Start of Block

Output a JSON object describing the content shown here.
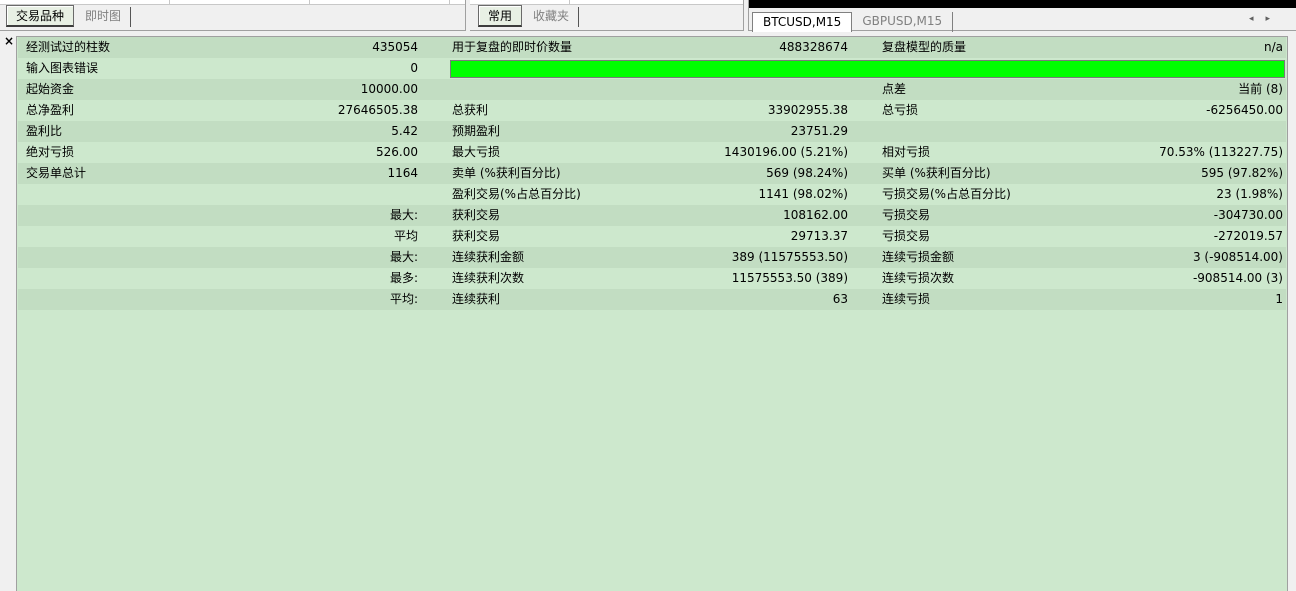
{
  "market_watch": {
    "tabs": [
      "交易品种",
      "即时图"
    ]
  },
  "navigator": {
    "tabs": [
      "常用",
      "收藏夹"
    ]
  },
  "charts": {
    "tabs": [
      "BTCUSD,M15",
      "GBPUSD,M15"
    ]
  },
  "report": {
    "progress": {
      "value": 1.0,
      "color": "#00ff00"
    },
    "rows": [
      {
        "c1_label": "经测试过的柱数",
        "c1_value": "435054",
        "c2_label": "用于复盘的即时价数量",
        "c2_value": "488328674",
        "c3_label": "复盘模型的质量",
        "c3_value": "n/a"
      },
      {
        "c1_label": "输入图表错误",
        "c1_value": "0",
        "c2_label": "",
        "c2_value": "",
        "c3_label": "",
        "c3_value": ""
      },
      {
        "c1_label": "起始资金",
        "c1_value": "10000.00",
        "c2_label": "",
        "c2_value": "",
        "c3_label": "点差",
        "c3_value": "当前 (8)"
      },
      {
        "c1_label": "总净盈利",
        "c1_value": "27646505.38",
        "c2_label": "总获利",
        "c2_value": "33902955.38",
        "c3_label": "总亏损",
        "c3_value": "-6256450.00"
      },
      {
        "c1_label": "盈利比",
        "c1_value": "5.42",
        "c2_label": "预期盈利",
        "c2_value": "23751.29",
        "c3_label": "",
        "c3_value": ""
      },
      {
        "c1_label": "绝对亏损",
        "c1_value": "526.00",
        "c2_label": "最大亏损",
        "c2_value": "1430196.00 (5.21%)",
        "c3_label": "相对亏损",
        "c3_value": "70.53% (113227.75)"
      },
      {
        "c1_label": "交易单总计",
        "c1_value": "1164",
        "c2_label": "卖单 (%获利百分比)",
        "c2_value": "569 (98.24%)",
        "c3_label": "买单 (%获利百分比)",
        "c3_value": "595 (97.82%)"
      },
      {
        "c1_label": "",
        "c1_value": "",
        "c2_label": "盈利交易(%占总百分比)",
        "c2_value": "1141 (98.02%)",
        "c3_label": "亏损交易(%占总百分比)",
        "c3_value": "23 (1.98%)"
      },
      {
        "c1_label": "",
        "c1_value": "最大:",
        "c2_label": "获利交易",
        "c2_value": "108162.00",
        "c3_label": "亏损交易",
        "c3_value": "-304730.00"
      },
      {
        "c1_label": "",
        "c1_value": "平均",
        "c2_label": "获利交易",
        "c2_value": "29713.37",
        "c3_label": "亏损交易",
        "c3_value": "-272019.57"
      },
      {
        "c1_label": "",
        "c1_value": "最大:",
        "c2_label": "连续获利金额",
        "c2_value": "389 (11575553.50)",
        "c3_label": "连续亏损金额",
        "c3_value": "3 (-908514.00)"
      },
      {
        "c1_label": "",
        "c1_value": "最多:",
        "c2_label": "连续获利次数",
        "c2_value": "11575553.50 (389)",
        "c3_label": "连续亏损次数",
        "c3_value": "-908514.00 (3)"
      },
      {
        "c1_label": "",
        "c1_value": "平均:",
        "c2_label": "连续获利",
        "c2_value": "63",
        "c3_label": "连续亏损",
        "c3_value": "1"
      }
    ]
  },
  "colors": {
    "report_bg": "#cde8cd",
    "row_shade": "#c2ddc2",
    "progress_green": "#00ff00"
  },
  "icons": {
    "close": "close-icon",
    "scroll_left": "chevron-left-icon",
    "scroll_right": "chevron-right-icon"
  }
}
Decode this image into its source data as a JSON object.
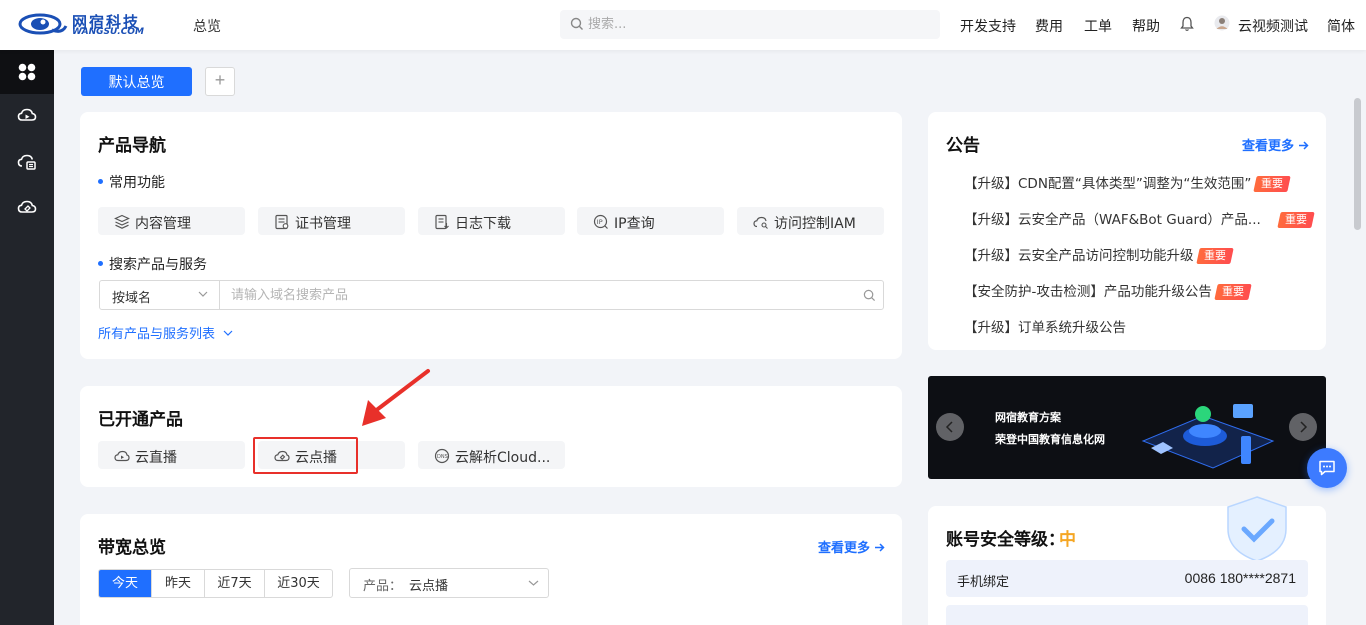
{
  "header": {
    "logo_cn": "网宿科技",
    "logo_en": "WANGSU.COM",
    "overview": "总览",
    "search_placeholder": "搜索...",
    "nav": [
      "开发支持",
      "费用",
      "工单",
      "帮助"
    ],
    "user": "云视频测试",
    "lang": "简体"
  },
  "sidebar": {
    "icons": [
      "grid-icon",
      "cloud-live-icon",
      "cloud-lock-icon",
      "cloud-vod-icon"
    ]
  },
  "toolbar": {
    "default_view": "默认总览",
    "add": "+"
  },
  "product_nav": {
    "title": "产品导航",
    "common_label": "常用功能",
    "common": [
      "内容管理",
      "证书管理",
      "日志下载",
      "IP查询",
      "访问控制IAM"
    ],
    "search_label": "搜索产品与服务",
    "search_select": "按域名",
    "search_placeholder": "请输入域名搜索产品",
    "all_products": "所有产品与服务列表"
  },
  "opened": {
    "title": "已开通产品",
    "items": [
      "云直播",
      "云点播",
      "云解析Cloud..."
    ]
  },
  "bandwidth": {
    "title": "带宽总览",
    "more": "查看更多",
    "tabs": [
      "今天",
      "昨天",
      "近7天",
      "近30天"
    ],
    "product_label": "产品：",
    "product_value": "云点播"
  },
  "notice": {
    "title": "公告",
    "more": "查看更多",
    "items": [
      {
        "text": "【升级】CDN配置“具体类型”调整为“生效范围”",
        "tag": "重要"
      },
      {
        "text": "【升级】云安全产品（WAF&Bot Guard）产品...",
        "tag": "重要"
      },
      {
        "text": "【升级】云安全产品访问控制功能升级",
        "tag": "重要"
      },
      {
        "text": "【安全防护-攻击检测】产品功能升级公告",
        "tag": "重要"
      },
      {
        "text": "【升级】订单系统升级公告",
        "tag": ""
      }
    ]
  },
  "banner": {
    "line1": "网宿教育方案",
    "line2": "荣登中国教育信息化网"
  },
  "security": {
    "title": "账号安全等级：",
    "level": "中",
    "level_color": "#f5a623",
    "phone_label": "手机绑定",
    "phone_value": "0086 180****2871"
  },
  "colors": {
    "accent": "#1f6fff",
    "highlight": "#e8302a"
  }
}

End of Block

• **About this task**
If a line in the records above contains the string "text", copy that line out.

• **Output of the task**
        "text": "【升级】CDN配置“具体类型”调整为“生效范围”",
        "text": "【升级】云安全产品（WAF&Bot Guard）产品...",
        "text": "【升级】云安全产品访问控制功能升级",
        "text": "【安全防护-攻击检测】产品功能升级公告",
        "text": "【升级】订单系统升级公告",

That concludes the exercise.